With employment set to continue increasing, and unemployment levels estimated to be at a record low in April 2019, many organisations were awaiting the announcement of employment initiatives in the Chancellor’s Autumn Budget.
The announcement of increased spending for mental health care services is a positive sign for employers who are becoming increasingly aware of the importance of positive management of staff with mental ill health. Following World Mental Health Day earlier this month which aims to increase awareness, employers are likely to be examining their internal practices to ensure they are best placed to provide employees with workplace support.

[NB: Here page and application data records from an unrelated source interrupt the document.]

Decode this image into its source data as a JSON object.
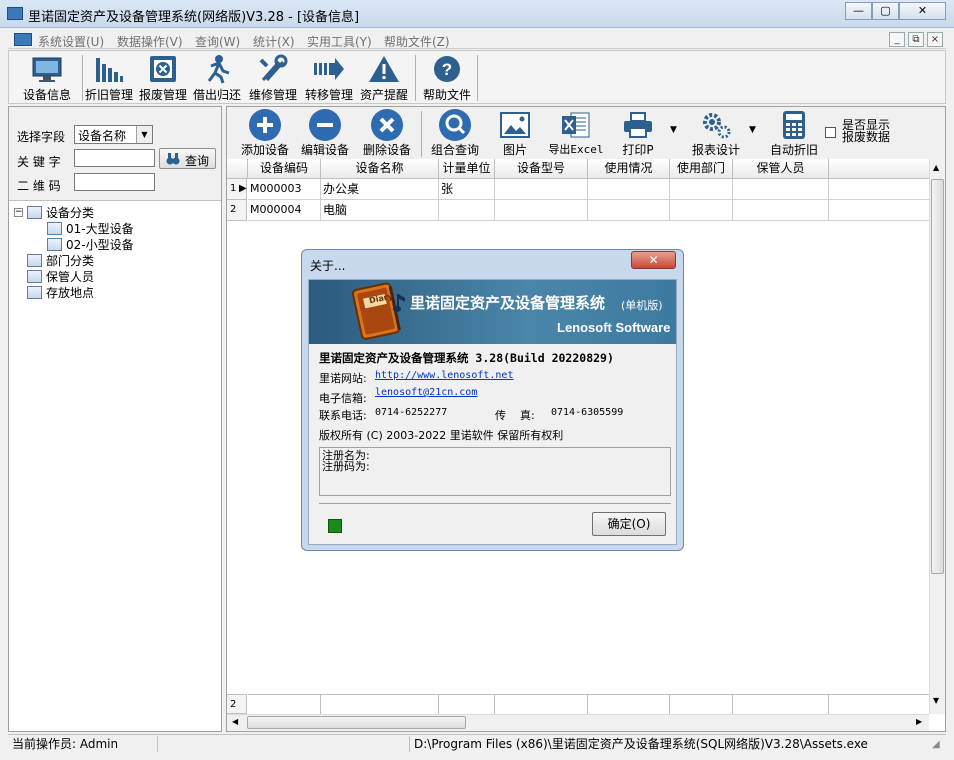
{
  "window": {
    "title": "里诺固定资产及设备管理系统(网络版)V3.28 - [设备信息]",
    "minimize": "—",
    "restore": "▢",
    "close": "✕"
  },
  "menu": [
    "系统设置(U)",
    "数据操作(V)",
    "查询(W)",
    "统计(X)",
    "实用工具(Y)",
    "帮助文件(Z)"
  ],
  "mdi_controls": [
    "_",
    "⧉",
    "×"
  ],
  "toolbar": [
    "设备信息",
    "折旧管理",
    "报废管理",
    "借出归还",
    "维修管理",
    "转移管理",
    "资产提醒",
    "帮助文件"
  ],
  "search": {
    "field_label": "选择字段",
    "field_value": "设备名称",
    "keyword_label": "关 键 字",
    "keyword_value": "",
    "qrcode_label": "二 维 码",
    "qrcode_value": "",
    "query_button": "查询"
  },
  "tree": {
    "root": "设备分类",
    "children": [
      "01-大型设备",
      "02-小型设备"
    ],
    "others": [
      "部门分类",
      "保管人员",
      "存放地点"
    ]
  },
  "toolbar2": [
    "添加设备",
    "编辑设备",
    "删除设备",
    "组合查询",
    "图片",
    "导出Excel",
    "打印P",
    "报表设计",
    "自动折旧"
  ],
  "show_scrapped": {
    "line1": "是否显示",
    "line2": "报废数据"
  },
  "grid": {
    "columns": [
      "设备编码",
      "设备名称",
      "计量单位",
      "设备型号",
      "使用情况",
      "使用部门",
      "保管人员"
    ],
    "rows": [
      {
        "num": "1",
        "cells": [
          "M000003",
          "办公桌",
          "张",
          "",
          "",
          "",
          ""
        ]
      },
      {
        "num": "2",
        "cells": [
          "M000004",
          "电脑",
          "",
          "",
          "",
          "",
          ""
        ]
      }
    ],
    "footer_num": "2"
  },
  "status": {
    "operator": "当前操作员: Admin",
    "path": "D:\\Program Files (x86)\\里诺固定资产及设备理系统(SQL网络版)V3.28\\Assets.exe"
  },
  "dialog": {
    "title": "关于...",
    "close": "✕",
    "banner_title": "里诺固定资产及设备管理系统",
    "banner_edition": "(单机版)",
    "banner_company": "Lenosoft Software",
    "banner_book_label": "Diary",
    "product": "里诺固定资产及设备管理系统 3.28(Build 20220829)",
    "website_label": "里诺网站:",
    "website": "http://www.lenosoft.net",
    "email_label": "电子信箱:",
    "email": "lenosoft@21cn.com",
    "phone_label": "联系电话:",
    "phone": "0714-6252277",
    "fax_label": "传    真:",
    "fax": "0714-6305599",
    "copyright": "版权所有 (C) 2003-2022 里诺软件 保留所有权利",
    "reg_name_label": "注册名为:",
    "reg_code_label": "注册码为:",
    "ok": "确定(O)",
    "status_color": "#1a8a1a"
  }
}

A key part of this is making employees aware of appropriate external services and the newly announced 24-hour mental health crisis hotline will be a positive tool for employers, and employees.
The promise in business rates reduction will allow small employers to consider their financial budgets ahead of increases to National Minimum Wage and National Living Wage in April 2019. At the same time, employer minimum contributions for those members of staff auto-enrolled into workplace pensions will be increasing from 2 per cent to 3 per cent in April 2019. This makes April a costly time of year for employers, so they can use this time to plan their accounts and ensure they have adequate funds in place.

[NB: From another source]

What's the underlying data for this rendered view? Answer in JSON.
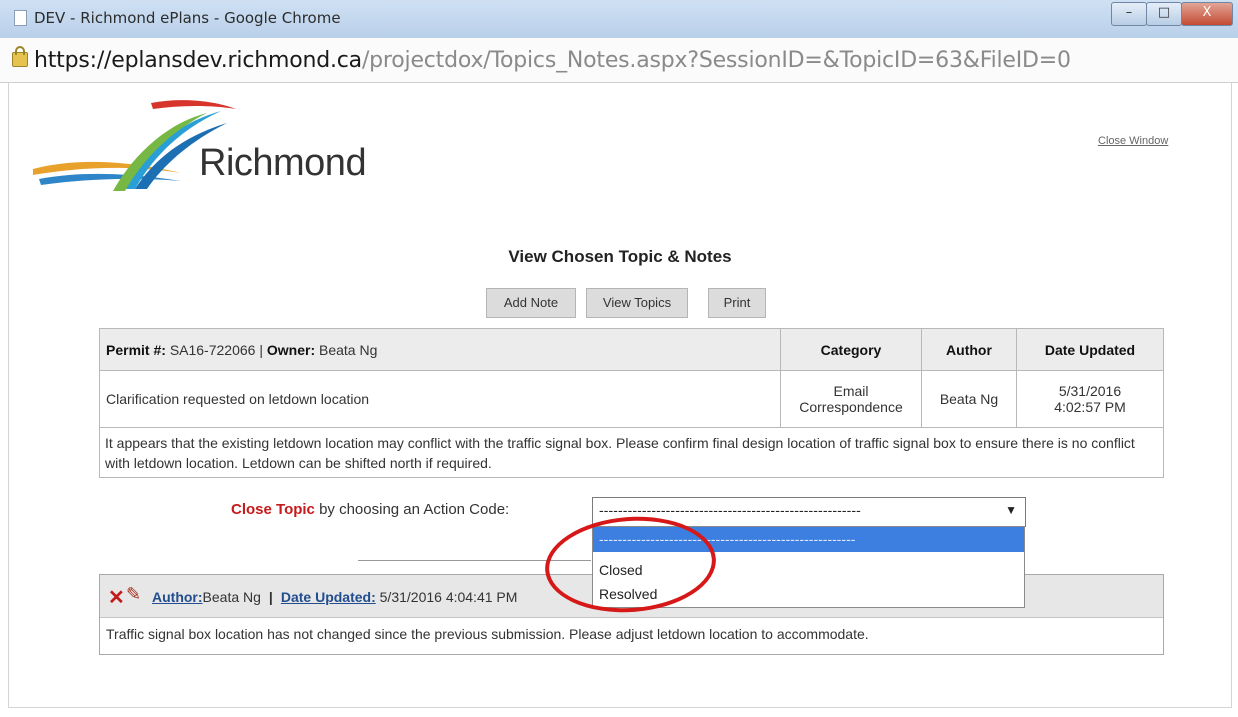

2.4 million workers will benefit from the confirmed increases to minimum wages. The new pay rates, set to take effect in April 2019, are set out below:
- National Living Wage (workers aged 25+) – from £7.83 to £8.21 an hour
- National Minimum Wage rates:
- workers aged 21-24 – from £7.38 to £7.70 an hour
- workers aged 18-20 – from £5.90 to £6.15 an hour
- workers aged 16-17 – from £4.20 to £4.35 an hour
- apprentice rate – from £3.70 to £3.90 an hour
Additionally, when considering costs and future workforces, many employers will be pleased to see that the amount they will have to pay to train apprentices will be halved. The current 10 per cent contribution that non-levy paying employers pay towards the cost of the apprenticeship, with the government paying the remaining 90 per cent, will be reduced to 5 per cent. This makes apprentice recruitment more attractive for smaller organisations, and helps them train skilled members of staff. The ability for levy-paying organisations to transfer levy funds to organisations within their supply chain will also increase from a maximum 10 per cent to 25 per cent. These changes are expected to be introduced in April 2019.
Finally, it was confirmed that IR35 rules will be extended to the private sector. Currently only applying to the public sector, these rules make employers responsible for assessing whether workers engaged through intermediaries, usually on a self-employed basis, should be taxed as if they were an employee. The private sector extension is scheduled for April 2020 and will only apply to large and medium-sized organisations.